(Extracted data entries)
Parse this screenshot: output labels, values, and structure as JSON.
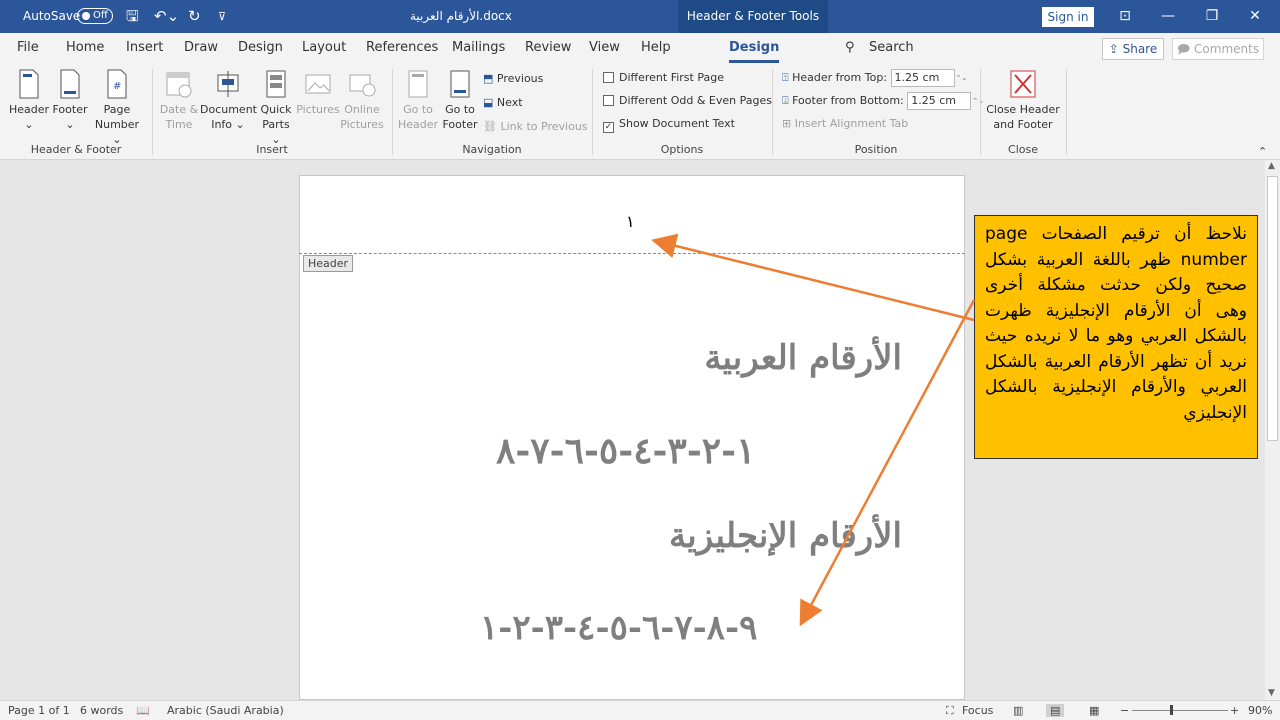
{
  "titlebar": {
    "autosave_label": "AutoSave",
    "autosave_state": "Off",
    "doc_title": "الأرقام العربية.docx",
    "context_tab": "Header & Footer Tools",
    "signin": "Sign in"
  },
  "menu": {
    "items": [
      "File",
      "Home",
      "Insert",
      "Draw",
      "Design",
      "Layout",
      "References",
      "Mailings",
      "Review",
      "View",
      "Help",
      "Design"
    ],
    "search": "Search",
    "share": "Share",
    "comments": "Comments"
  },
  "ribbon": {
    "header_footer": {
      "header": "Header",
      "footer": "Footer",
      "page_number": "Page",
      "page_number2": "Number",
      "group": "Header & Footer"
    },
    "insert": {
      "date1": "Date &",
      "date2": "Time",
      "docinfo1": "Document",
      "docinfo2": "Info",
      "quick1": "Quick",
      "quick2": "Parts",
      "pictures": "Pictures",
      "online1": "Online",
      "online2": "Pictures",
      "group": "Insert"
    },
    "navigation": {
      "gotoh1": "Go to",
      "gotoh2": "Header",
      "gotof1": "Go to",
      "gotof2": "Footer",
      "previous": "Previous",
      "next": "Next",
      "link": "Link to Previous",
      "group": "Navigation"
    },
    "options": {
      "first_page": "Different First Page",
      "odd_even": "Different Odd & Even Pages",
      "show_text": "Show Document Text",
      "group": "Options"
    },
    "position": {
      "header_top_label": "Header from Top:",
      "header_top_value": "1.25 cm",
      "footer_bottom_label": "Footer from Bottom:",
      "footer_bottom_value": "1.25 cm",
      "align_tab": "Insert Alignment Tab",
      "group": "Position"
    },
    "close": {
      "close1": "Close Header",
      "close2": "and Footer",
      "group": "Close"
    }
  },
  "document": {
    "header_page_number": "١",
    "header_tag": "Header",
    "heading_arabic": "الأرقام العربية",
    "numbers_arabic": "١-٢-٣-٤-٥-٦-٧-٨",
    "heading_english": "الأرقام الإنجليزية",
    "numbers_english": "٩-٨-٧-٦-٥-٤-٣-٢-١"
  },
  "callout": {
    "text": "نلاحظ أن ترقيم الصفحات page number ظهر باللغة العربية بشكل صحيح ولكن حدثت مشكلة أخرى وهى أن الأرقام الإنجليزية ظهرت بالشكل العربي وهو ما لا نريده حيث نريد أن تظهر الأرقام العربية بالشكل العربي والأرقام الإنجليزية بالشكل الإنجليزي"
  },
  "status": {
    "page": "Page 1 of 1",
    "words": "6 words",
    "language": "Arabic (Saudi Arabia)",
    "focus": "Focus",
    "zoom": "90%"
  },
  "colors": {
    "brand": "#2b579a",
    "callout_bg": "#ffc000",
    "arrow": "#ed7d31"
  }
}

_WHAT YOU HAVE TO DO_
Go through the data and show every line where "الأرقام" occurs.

_ANSWER TO THIS PROBLEM_
    "doc_title": "الأرقام العربية.docx",
    "heading_arabic": "الأرقام العربية",
    "heading_english": "الأرقام الإنجليزية",
    "text": "نلاحظ أن ترقيم الصفحات page number ظهر باللغة العربية بشكل صحيح ولكن حدثت مشكلة أخرى وهى أن الأرقام الإنجليزية ظهرت بالشكل العربي وهو ما لا نريده حيث نريد أن تظهر الأرقام العربية بالشكل العربي والأرقام الإنجليزية بالشكل الإنجليزي"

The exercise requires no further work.